Largest Sale Ever of Gift Cards on the Dark Web Estimated to be Worth $38 Million
In the world of financial fraud, trading gift cards on the dark web isn’t something new. In the past year alone Webhose has crawled hundreds of thousands of posts related to gift card trading.
Two months ago we crawled a post from a hacker selling 895,000 gift cards. This was possibly the largest gift card sale ever to date in dark web forums.
The cards were advertised for sale by an actor in a Russian dark web forum. They were from approximately 3,000 top brands, including Airbnb, Amazon, American Airlines, Chipotle, Dunkin Donuts, Marriott, Nike, Subway, Target, Walmart, and others.
Following the successful transaction, the same actor offered another sale of 330,000 credit and debit cards with the full cardholder name details, CVV codes, expiration date, card number, bank name, etc. This listing was also sold after only six days. Gemini Advisory concluded that the 330,000 payment cards likely came from a breach of the online gift card shop Cardpool.com between February 4, 2019 and August 4, 2019.
The seller is a reputable threat actor with many listings in the forum since 2010. His sales include databases, credit cards, and personally identifiable information (PII).
Tea Horse Marketplace Now Available to Webhose’s Coverage
We recently added Tea Horse Marketplace, a new Chinese marketplace in the TOR network, to our coverage in the Cyber endpoint. The marketplace URL has been mentioned in different Chinese Telegram channels that advertise different illicit products and hacking services, as well as wikis and other Chinese websites in the TOR network.
In this marketplace we were able to find listings of credit card information from various places in the world, fake IDs, as well as databases and hacking services. These listings were found for both domestic (Chinese) and international companies.
The Chinese dark web is quite difficult to crack, especially due to the language barrier. Despite this challenge, over time we have successfully accessed and crawled several Chinese marketplaces, among them TOR China Market, Free City and United Chinese Escrow Market, DeepMix and others which have been active since at least 2019.
To query content from this marketplace, use the query:
Further reading: Chinese threat actors extract big data and sell it on the dark web

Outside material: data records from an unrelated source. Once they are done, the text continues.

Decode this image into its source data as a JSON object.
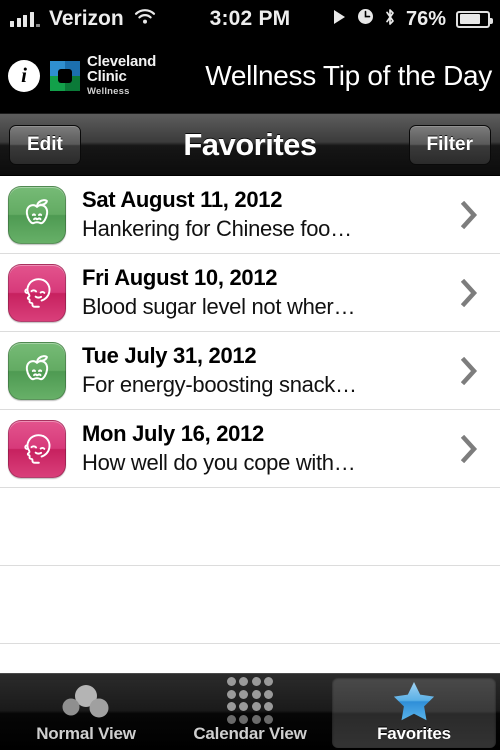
{
  "status_bar": {
    "carrier": "Verizon",
    "time": "3:02 PM",
    "battery_percent": "76%",
    "icons": [
      "signal-bars-icon",
      "wifi-icon",
      "play-icon",
      "alarm-clock-icon",
      "bluetooth-icon",
      "battery-icon"
    ]
  },
  "brand_header": {
    "info_icon_label": "i",
    "logo_name": "Cleveland Clinic",
    "logo_sub": "Wellness",
    "app_title": "Wellness Tip of the Day"
  },
  "nav_bar": {
    "edit_label": "Edit",
    "title": "Favorites",
    "filter_label": "Filter"
  },
  "list": {
    "rows": [
      {
        "icon": "apple-icon",
        "icon_color": "green",
        "date": "Sat August 11, 2012",
        "snippet": "Hankering for Chinese foo…"
      },
      {
        "icon": "head-face-icon",
        "icon_color": "pink",
        "date": "Fri August 10, 2012",
        "snippet": "Blood sugar level not wher…"
      },
      {
        "icon": "apple-icon",
        "icon_color": "green",
        "date": "Tue July 31, 2012",
        "snippet": "For energy-boosting snack…"
      },
      {
        "icon": "head-face-icon",
        "icon_color": "pink",
        "date": "Mon July 16, 2012",
        "snippet": "How well do you cope with…"
      }
    ],
    "empty_row_count": 3
  },
  "tab_bar": {
    "tabs": [
      {
        "label": "Normal View",
        "icon": "bubbles-icon",
        "active": false
      },
      {
        "label": "Calendar View",
        "icon": "dot-grid-icon",
        "active": false
      },
      {
        "label": "Favorites",
        "icon": "star-icon",
        "active": true
      }
    ]
  },
  "colors": {
    "green_icon": "#63ab63",
    "pink_icon": "#d7397a",
    "star_blue": "#4aa3e0",
    "nav_dark": "#1a1a1a"
  }
}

That’s it for our Cyber News Update from our Cyber Team this time. We’ll be back again next time though with more exciting updates from the world of cyber. Stay tuned for more updates!
Until next time,